“We’ll be back,” he wrote in the caption.
Before the World Cup began, there were concerns about the quality of a tournament held in the middle of the European season. There were notable absences due to injuries sustained just before the game – Karim Benzema, Marco Reus, and Sadio Mané, to name a few – and concerns that the players in Qatar would be too tired to perform at their best.
Those concerns were unfounded. The World Cup was a never-ending wild and wonderful ride, with each day bringing another exciting game. Argentina is stunned by Saudi Arabia. Japan astounds Germany. The USMNT “defeated” England. Croatia defeats Brazil. The Netherlands are making a comeback against Argentina.
Morocco’s incredible and unexpected run, of course.
It culminated in what was arguably the best World Cup Final ever. If you can’t get behind the beautiful game after that captivating, heart-in-your-mouth thriller, you’ll never get it.
It would be painful enough if his greatest rival won the World Cup, a title he lacks. The fact that Messi was commanding the spotlight while Ronaldo was relegated to Portugal’s bench heightens the humiliation.
The term “electronic commerce” refers to the sale of electronic goods. What a letdown for a player who was once thought to be among the best ever.
Time for a halt
What exactly is time? Nobody knew anything about this World Cup!

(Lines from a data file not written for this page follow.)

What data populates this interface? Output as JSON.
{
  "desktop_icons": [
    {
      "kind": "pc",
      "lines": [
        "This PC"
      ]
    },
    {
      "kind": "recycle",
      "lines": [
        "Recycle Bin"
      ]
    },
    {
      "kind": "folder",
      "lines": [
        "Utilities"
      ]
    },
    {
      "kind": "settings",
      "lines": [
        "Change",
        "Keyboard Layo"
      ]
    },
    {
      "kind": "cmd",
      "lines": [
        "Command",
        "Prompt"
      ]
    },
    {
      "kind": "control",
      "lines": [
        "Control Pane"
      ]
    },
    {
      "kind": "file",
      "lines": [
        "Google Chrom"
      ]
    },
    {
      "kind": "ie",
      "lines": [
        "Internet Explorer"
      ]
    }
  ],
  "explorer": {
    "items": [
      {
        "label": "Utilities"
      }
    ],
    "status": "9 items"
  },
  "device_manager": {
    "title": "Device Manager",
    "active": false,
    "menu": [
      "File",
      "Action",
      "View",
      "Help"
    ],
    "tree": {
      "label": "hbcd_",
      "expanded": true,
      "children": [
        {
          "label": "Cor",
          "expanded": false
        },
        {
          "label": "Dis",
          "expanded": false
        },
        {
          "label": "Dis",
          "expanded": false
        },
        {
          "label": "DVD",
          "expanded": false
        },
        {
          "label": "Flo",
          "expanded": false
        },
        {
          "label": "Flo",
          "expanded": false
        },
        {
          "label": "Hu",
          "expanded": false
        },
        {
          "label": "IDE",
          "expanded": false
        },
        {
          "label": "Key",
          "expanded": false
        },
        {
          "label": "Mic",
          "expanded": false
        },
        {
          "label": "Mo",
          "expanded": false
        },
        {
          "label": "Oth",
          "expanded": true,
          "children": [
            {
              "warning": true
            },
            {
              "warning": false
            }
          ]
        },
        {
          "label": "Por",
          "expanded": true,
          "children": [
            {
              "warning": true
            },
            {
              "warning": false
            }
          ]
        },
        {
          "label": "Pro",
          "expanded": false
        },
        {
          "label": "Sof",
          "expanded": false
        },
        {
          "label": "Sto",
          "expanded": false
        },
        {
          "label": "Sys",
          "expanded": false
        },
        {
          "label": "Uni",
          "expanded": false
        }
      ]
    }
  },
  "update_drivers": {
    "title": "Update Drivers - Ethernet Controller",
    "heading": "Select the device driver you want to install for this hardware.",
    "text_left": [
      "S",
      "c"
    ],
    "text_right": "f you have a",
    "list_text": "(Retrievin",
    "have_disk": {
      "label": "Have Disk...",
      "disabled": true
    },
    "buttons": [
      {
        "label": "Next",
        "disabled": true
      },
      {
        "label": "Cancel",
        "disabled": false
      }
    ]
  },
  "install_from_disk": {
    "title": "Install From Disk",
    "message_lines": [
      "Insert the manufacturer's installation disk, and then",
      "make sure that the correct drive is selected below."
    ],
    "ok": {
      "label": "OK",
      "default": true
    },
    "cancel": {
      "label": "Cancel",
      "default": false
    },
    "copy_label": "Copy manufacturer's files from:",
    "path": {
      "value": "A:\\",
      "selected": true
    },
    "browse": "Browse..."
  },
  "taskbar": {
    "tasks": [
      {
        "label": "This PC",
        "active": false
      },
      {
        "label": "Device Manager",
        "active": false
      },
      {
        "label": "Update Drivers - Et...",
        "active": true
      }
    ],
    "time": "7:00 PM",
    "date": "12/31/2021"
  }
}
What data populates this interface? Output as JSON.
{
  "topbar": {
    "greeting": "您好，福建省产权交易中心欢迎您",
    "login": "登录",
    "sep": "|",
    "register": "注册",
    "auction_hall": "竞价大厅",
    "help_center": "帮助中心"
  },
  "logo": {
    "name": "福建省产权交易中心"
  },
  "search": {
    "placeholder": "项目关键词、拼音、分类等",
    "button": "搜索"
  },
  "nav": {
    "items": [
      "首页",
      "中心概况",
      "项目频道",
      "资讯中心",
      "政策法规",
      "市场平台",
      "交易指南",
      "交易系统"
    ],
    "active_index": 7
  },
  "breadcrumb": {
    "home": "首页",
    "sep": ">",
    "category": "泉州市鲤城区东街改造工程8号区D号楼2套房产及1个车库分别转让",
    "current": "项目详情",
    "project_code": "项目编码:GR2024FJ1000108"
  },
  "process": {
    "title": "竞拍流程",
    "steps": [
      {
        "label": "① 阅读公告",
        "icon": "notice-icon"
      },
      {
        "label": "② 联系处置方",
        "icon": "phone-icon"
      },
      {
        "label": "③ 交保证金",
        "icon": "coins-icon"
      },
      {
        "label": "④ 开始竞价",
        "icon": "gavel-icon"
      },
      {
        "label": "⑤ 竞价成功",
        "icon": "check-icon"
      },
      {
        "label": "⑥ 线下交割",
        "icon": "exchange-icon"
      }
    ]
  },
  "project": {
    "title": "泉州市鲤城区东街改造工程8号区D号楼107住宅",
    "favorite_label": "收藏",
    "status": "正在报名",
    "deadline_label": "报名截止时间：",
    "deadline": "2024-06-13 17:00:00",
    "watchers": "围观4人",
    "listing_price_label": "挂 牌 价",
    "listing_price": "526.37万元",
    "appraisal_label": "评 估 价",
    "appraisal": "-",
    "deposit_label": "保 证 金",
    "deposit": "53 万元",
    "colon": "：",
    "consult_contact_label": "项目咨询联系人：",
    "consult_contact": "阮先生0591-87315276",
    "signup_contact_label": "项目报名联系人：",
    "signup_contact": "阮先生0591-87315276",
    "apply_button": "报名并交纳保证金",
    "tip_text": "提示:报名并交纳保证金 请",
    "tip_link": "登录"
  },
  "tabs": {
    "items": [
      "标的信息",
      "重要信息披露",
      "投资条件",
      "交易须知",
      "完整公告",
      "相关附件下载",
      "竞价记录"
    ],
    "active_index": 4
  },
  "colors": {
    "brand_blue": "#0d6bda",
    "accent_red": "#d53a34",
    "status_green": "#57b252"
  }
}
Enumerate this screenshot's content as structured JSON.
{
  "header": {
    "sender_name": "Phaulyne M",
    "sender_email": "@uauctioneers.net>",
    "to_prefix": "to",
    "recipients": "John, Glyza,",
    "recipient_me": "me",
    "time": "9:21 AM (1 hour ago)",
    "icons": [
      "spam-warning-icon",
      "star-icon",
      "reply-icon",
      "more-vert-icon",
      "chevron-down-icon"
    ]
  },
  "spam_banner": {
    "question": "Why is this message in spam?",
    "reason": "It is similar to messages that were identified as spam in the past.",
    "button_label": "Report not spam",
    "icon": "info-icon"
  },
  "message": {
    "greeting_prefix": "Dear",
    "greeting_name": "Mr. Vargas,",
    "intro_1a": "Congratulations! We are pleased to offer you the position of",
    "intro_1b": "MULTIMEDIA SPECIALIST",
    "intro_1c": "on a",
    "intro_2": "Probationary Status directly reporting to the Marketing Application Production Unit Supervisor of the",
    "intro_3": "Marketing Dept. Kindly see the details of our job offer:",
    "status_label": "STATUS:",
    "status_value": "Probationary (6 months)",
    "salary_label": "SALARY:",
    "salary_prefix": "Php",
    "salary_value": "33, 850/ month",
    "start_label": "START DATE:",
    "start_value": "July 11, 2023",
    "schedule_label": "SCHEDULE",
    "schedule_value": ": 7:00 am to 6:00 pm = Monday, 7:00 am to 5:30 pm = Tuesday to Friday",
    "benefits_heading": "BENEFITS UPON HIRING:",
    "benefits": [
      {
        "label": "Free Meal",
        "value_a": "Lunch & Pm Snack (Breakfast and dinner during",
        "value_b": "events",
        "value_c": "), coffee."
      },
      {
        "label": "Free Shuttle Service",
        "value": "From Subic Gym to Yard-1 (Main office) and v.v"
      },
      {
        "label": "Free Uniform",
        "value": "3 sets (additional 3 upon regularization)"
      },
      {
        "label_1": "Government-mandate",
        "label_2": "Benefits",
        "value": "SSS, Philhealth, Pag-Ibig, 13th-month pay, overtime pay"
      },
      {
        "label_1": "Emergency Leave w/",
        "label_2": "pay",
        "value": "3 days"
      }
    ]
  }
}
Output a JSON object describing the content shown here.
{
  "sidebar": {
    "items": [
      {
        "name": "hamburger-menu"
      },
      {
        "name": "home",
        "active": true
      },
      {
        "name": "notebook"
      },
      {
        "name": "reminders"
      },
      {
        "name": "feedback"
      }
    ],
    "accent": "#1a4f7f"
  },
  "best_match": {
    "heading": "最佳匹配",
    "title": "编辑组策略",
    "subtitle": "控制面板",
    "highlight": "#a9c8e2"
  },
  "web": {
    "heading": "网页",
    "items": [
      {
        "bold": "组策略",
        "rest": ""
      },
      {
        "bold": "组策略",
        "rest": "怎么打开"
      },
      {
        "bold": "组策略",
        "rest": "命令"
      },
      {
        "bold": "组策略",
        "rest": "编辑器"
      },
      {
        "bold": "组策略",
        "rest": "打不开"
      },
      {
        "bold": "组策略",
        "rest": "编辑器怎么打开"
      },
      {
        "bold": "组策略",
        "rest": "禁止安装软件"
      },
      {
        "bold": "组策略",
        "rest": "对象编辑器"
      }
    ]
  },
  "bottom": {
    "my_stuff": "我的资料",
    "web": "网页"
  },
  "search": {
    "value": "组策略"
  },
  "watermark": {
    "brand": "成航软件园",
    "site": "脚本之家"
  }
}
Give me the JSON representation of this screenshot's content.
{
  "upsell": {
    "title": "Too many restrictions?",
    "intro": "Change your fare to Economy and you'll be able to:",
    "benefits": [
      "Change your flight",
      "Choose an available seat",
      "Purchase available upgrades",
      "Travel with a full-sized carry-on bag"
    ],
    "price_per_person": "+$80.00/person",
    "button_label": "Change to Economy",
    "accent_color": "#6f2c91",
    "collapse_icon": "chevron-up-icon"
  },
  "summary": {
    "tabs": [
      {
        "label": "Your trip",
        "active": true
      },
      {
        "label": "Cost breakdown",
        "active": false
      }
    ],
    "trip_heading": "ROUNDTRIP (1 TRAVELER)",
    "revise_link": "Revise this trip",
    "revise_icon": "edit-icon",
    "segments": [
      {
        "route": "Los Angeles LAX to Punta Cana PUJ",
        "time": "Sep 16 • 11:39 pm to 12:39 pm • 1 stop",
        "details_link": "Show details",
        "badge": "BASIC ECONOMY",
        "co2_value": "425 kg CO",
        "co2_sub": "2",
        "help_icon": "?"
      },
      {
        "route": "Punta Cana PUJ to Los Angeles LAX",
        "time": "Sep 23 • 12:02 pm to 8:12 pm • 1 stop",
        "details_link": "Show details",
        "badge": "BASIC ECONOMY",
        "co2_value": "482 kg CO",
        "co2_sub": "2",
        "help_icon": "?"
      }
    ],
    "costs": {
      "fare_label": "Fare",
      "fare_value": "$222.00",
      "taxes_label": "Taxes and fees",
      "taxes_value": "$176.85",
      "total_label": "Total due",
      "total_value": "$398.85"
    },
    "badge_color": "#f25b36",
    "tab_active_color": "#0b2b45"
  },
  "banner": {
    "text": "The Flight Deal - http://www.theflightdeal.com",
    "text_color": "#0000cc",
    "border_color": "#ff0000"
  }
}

Soccer fans are used to having three, four, or even five minutes added to halves to account for injuries, fouls, and other interruptions in play. But at this World Cup, it bordered on the ridiculous, with nine and ten minutes of stoppage time becoming routine.
It’s not stoppage time if you’re going to add that many minutes. It’s a completely new section of the game.
Qatar and FIFA
As exciting as the games were, they couldn’t make up for the human rights violations, backstabbing, and general ickiness that surrounded this tournament.
FIFA, hardly a paragon of virtue to begin with, sold out whatever integrity remained two days before the World Cup began by agreeing to Qatar’s demand to throw longtime sponsor Budweiser under the bus and not sell alcoholic beer in stadiums. It allowed LGBTQ fans and allies to be harassed at stadiums and other official sites while remaining silent on women’s marginalisation.
Meanwhile, Qatar’s long-term ambitions as a tourist destination and host of major sporting events have suffered. Rather than appearing welcoming and urbane like neighbouring Dubai and Abu Dhabi, it came off as provincial and small-minded. Its organisation of the tournament was surprisingly clunky after having 12 years to prepare, with ticketing and crowd control an issue throughout the World Cup.